Tennis great Serena Williams cherished her long-road back as she captured her fifth Wimbledon Singles Championship in Wimbledon, England.
Williams was dominant at the start and finish, beating Agnieszka Radwanska of Poland 6-1,5-7,6-2 to win a fifth championship at the All England Club and 14th major title overall, ending a two-year drought.
The high point came on Centre Court at Wimbledon, when Williams dropped down to the grass, hands covering her face. She was all the way back, a Grand Slam champion yet again.
“I just remember being on the couch and I didn’t leave the whole day, for two day,” Williams said. “I was praying, like, I can’t take any more. I’ve endured enough. Let me be able to get through this! It’s been an unbelievable journey for me.”
And for Serena Williams, it truly has. Tears flowed during the trophy ceremony and she squeezed her parents and sister very tightly during the post-victory hugs. Her sister Venus , has won five Wimbledon titles of her own.
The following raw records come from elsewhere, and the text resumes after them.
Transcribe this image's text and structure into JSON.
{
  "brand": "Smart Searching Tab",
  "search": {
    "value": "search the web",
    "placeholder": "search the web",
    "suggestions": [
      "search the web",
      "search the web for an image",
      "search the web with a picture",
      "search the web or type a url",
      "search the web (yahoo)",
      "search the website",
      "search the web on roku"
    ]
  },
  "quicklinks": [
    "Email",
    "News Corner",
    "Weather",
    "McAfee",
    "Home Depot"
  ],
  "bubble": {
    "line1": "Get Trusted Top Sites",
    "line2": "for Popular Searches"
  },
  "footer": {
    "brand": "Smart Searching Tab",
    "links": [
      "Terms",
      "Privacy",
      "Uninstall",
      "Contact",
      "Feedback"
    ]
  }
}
Not bad for a young lady who learned to play the game of tennis on the public courts in Compton, California.
The sisters also added their fifth Wimbledon doubles championship on Saturday night, teaming up to beat Andrea Hlavackova and Lucie Hradecka 7-5, 6-4.
In 2011, Serena Williams spent hours laying around her home, overwhelmed by a depressing series of health scares that sent her to the hospital repeatedly and kept her away from tennis for 10 months.
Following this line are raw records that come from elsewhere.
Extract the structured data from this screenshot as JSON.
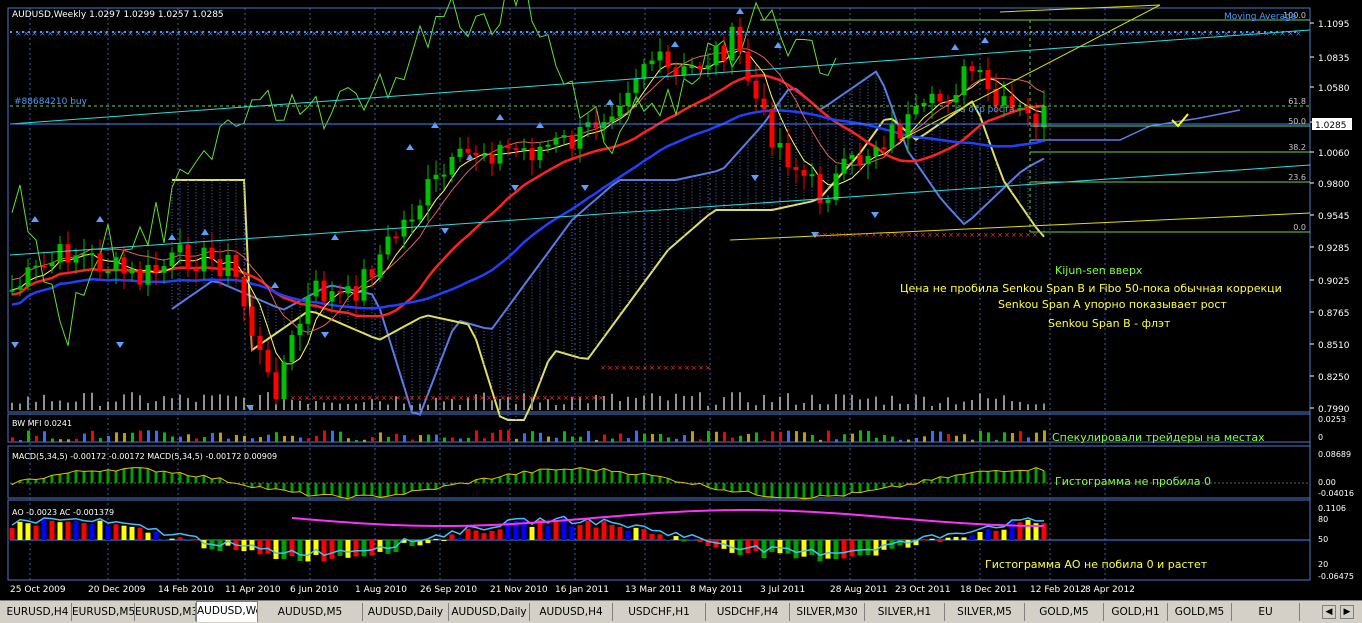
{
  "window": {
    "symbol_info": "AUDUSD,Weekly  1.0297 1.0299 1.0257 1.0285",
    "indicator_label": "Moving Average",
    "position_label": "#88684210 buy",
    "current_price": "1.0285"
  },
  "price_scale": [
    "1.1095",
    "1.0835",
    "1.0580",
    "1.0325",
    "1.0060",
    "0.9800",
    "0.9545",
    "0.9285",
    "0.9025",
    "0.8765",
    "0.8510",
    "0.8250",
    "0.7990"
  ],
  "fibo_levels": [
    "100.0",
    "61.8",
    "50.0",
    "38.2",
    "23.6",
    "0.0"
  ],
  "annotations": {
    "kijun": "Kijun-sen вверх",
    "price_note": "Цена не пробила Senkou Span B и Fibo 50-пока обычная коррекци",
    "span_a": "Senkou Span A упорно показывает рост",
    "span_b": "Senkou Span B - флэт",
    "mfi_note": "Спекулировали трейдеры на местах",
    "macd_note": "Гистограмма не пробила 0",
    "ao_note": "Гистограмма АО не побила 0 и растет",
    "trend_text": "са отр роста"
  },
  "mfi": {
    "label": "BW MFI 0.0241",
    "scale": [
      "0.0253",
      "0"
    ]
  },
  "macd": {
    "label": "MACD(5,34,5) -0.00172 -0.00172 MACD(5,34,5) -0.00172 0.00909",
    "scale": [
      "0.08689",
      "0.00",
      "-0.04016"
    ]
  },
  "ao": {
    "label": "AO -0.0023 AC -0.001379",
    "scale": [
      "0.1106",
      "80",
      "50",
      "20",
      "-0.06475"
    ]
  },
  "dates": [
    "25 Oct 2009",
    "20 Dec 2009",
    "14 Feb 2010",
    "11 Apr 2010",
    "6 Jun 2010",
    "1 Aug 2010",
    "26 Sep 2010",
    "21 Nov 2010",
    "16 Jan 2011",
    "13 Mar 2011",
    "8 May 2011",
    "3 Jul 2011",
    "28 Aug 2011",
    "23 Oct 2011",
    "18 Dec 2011",
    "12 Feb 2012",
    "8 Apr 2012"
  ],
  "tabs": [
    "EURUSD,H4",
    "EURUSD,M5",
    "EURUSD,M30",
    "AUDUSD,Weekly",
    "AUDUSD,M5",
    "AUDUSD,Daily",
    "AUDUSD,Daily",
    "AUDUSD,H4",
    "USDCHF,H1",
    "USDCHF,H4",
    "SILVER,M30",
    "SILVER,H1",
    "SILVER,M5",
    "GOLD,M5",
    "GOLD,H1",
    "GOLD,M5",
    "EU"
  ],
  "active_tab": "AUDUSD,Weekly",
  "colors": {
    "background": "#000000",
    "bull": "#00c000",
    "bear": "#ff0000",
    "axis": "#4a78c8",
    "text": "#ffffff",
    "tab_bg": "#d4d0c8"
  }
}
It was only a few days after winning Wimbledon in 2010, and that’s when things started to shift. Serena Williams cut both of her feet on a broken glass while leaving a restaurant in Germany. She needed two operations on her right foot. Then she got blood clots in her lungs, for which she needed to inject herself with a blood thinner.
Those shots led to a pool of blood gathering under her stomach’s skin, requiring another procedure. This was when she realized just how much she really loved the game.
“You never appreciate anything until you almost lose it,” Williams stated. Against Radwanska, who was trying to become the first Polish Grand Slam singles champion, Williams was streaky at times, but also superb. She won the first five games and the last five. She compiled a 58-13 landslide of winners. She swatted 17 aces, including four in one game to pull even at 2-all in the third set. That was part of a momentum-swinging run in which Williams claimed 15 of 18 points, and that quartet of aces raised her total for the fortnight to a tournament-record 102, surpassing her own mark of 89 in 2010.
Just for a moment, it looked like the game might slip away. After she breezed through the first set, rain arrived, causing a delay of about 20 minutes between sets.
Radwanska quickly fell behind 3-1 in the second set before making her stand. He played her usual steady game, and Williams began racking up errors. A string of mistakesswinging volley into the net, double-fault, backhand long, backhand into the net- let Radwanska break to even match at one set a piece. What appeared to be a rather drab final, suddenly became interesting.
Williams regained control down the stretch. She won a 16-stroke point with a forehand putaway to get to break point, then went up 3-2 by smacking a big return that left Radwanska running backhand.
Known for her powerful serves and groundstrokes, Williams also showed off a deft touch, the sort of thing Radwanska specializes in. Ahead 4-2, Williams earned a second break with a well-disguised forehand drop shot, then raised both arms.
It was a moment for the ages, and one that truly showed the true perserverance of one of the world’s greatest tennis players.